Looking up in terror, wondering what type of monstrous beast or horrifying abomination it could be, he saw...
The underside of a pony. Only, the belly of the pony was easily twenty or thirty feet or so above the ground, making the pony somewhere in the range of forty feet in height.
Derrick was really good at math.
If 5’8” in human terms was about a... do the math, carry the one, shift it over a little aaand... about a seventh of the height of a 3’6” pony (Hearth’s Warming Eve episode. Colgate is standing next to a candy cane declared to be 8 feet tall, and Colgate is about 3.5 stripes tall, with 8 stripes going up the candy cane, making each stripe approximately 1 foot tall)...
Then he was six inches tall in Equestria.
Looking back towards the hill, he realized that he had no idea where the portal was. He was trapped, the size of a mouse, in a land of super-ponies.
“Well, looks like I’m going to Fluttershy’s, then. I was kinda hoping to live with Twilight, but oh well...”

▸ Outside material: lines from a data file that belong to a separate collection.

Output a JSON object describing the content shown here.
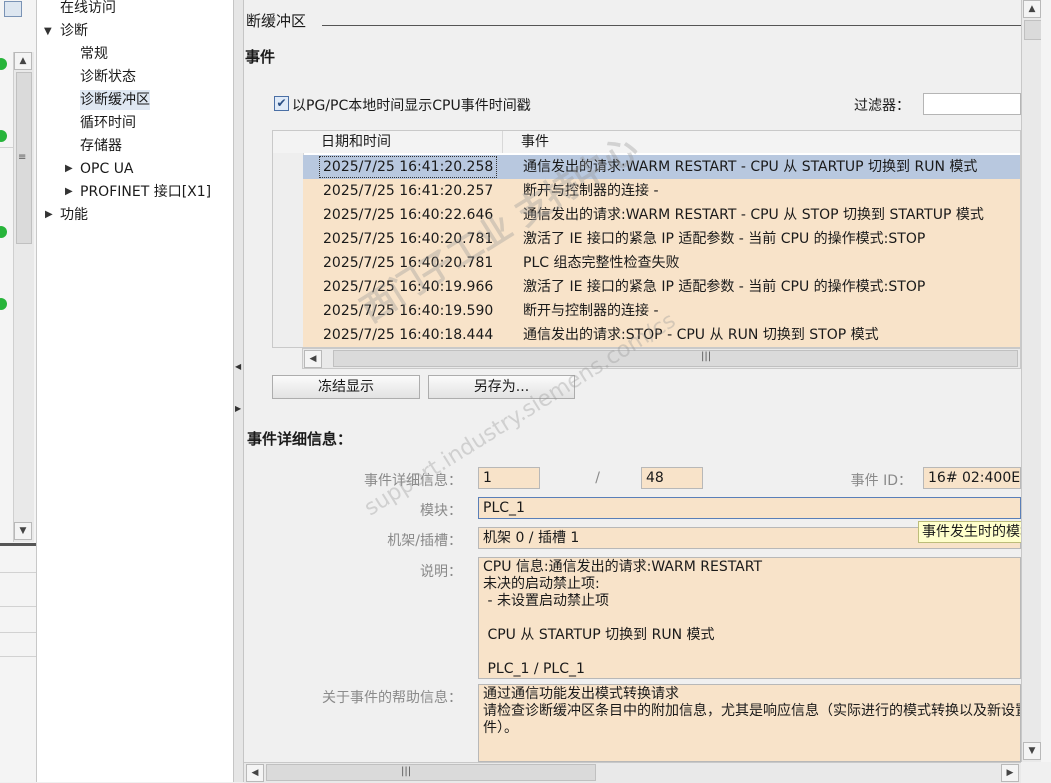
{
  "nav": {
    "items": [
      {
        "label": "在线访问"
      },
      {
        "label": "诊断"
      },
      {
        "label": "常规"
      },
      {
        "label": "诊断状态"
      },
      {
        "label": "诊断缓冲区"
      },
      {
        "label": "循环时间"
      },
      {
        "label": "存储器"
      },
      {
        "label": "OPC UA"
      },
      {
        "label": "PROFINET 接口[X1]"
      },
      {
        "label": "功能"
      }
    ]
  },
  "header": {
    "section": "断缓冲区"
  },
  "events": {
    "title": "事件",
    "checkbox_label": "以PG/PC本地时间显示CPU事件时间戳",
    "checkbox_checked": true,
    "filter_label": "过滤器：",
    "filter_value": "",
    "columns": [
      "日期和时间",
      "事件"
    ],
    "rows": [
      {
        "time": "2025/7/25 16:41:20.258",
        "event": "通信发出的请求:WARM RESTART  - CPU 从 STARTUP 切换到 RUN 模式"
      },
      {
        "time": "2025/7/25 16:41:20.257",
        "event": "断开与控制器的连接 -"
      },
      {
        "time": "2025/7/25 16:40:22.646",
        "event": "通信发出的请求:WARM RESTART  - CPU 从 STOP 切换到 STARTUP 模式"
      },
      {
        "time": "2025/7/25 16:40:20.781",
        "event": "激活了 IE 接口的紧急 IP 适配参数 - 当前 CPU 的操作模式:STOP"
      },
      {
        "time": "2025/7/25 16:40:20.781",
        "event": "PLC 组态完整性检查失败"
      },
      {
        "time": "2025/7/25 16:40:19.966",
        "event": "激活了 IE 接口的紧急 IP 适配参数 - 当前 CPU 的操作模式:STOP"
      },
      {
        "time": "2025/7/25 16:40:19.590",
        "event": "断开与控制器的连接 -"
      },
      {
        "time": "2025/7/25 16:40:18.444",
        "event": "通信发出的请求:STOP  - CPU 从 RUN 切换到 STOP 模式"
      }
    ],
    "freeze_button": "冻结显示",
    "save_as_button": "另存为..."
  },
  "details": {
    "title": "事件详细信息：",
    "detail_label": "事件详细信息：",
    "detail_index": "1",
    "detail_sep": "/",
    "detail_total": "48",
    "event_id_label": "事件 ID：",
    "event_id": "16# 02:400E",
    "module_label": "模块：",
    "module_value": "PLC_1",
    "rack_label": "机架/插槽：",
    "rack_value": "机架 0 / 插槽 1",
    "desc_label": "说明：",
    "desc_value": "CPU 信息:通信发出的请求:WARM RESTART\n未决的启动禁止项:\n - 未设置启动禁止项\n\n CPU 从 STARTUP 切换到 RUN 模式\n\n PLC_1 / PLC_1",
    "help_label": "关于事件的帮助信息：",
    "help_value": "通过通信功能发出模式转换请求\n请检查诊断缓冲区条目中的附加信息，尤其是响应信息（实际进行的模式转换以及新设置\n件）。"
  },
  "tooltip": "事件发生时的模块和设",
  "watermark": {
    "line1": "西门子工业 支持中心",
    "line2": "support.industry.siemens.com/cs"
  },
  "colors": {
    "row_bg": "#f8e3c9",
    "row_selected": "#b8c8df",
    "status_green": "#27b43a"
  }
}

And with that, he started walking down the dirt road towards Fluttershy’s house.
“Micro-Pony Party Extravaganza!”